Van Lancker believes that what ethnography and film have in common is a capacity to transmit and produce knowledge. Is not about form and content but the relation between the two. He is obviously a man who knows film techniques. He believes that it is not so important that visual anthropology takes anthropology more seriously but rather that visual anthropology takes film more seriously. What mode of representation of reality do you choose? This is a crucial issue regarding the production of knowledge and the intervention in knowledge, a concern that Plájás brought up rather masterfully. She showed a clip of her flawlessly filmed piece, part of her master’s project. Plájás has a clear theoretical concern which she brings out in her film: her research focused on the discursive creation of nature and the local response to it. Because her field—the multiplicity of local responses to environmentalist discourse—proved to be very complex, she used cinematic tools to convey this complexity in the film, including conventions of continuity editing to jump between characters and to merge their contradictory voices while the course of everyday activities like fishing and housework is kept continuous. The theoretical concerns thus became explicit and shaped the decisions taken during filming and editing.

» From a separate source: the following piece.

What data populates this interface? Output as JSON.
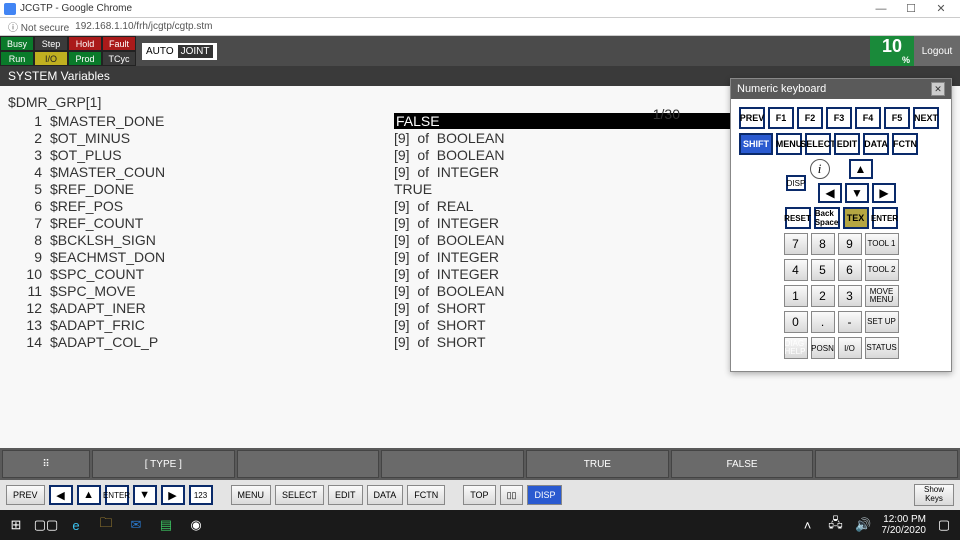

What Drives Visual Anthropology?
I believe a productive debate would be one in which visual anthropology is discussed for its theoretical effects and potentialities. Otherwise, visual anthropology will get lost again in a "reality debate": Are we representing reality or not? Are we fair and accurate in representing the reality of the other? Such debate ends up in another even more complicated debate, that between us and them. The question of who is representing whom has been discussed in postcolonial studies of film for many decades and in sharp terms (i.e., Fanon 1952; Minh-ha 1989, 1991; de Lauretis, 1984). Instead, I think it might be wise to discuss visual anthropology not in terms of needs but in terms of interventions, in theoretical terms. Into which debates can visual anthropology intervene? Plájás contributes to environmental debates in anthropology by reflecting on the complexity of different strategies in the Danube Delta; the structure of the film reflects these multiple practices. Verstappen intervenes in the debate of multi-sited ethnography and migrant networks between England and India through a video in which she shows, in a non-linear way, the fractal nature of both issues, thus breaking with assumed ideas of linear representation. What drives visual anthropology?
Cousins, Mark. 2011. The Story of Film: An Odyssey. London: Hopscotch Films. 915 minutes. Digital Video.
de Lauretis, Teresa. 1984. Alice Doesn't: Feminism, Semiotics, Cinema. Bloomington: Indiana University Press.
Fanon, Frantz. 1952. Black Skin, White Masks. Translated by Charles L. Markmann, Collections Esprit. New York: Grove Press.
Trinh, T Minh-ha. 1989. Woman, Native, Other: Writing Postcoloniality and Feminism. Bloomington: Indiana University Press.
Trinh, T Minh-ha. 1991. When the Moon Waxes Red: Representation, Gender and Cultural Politics. London: Routledge.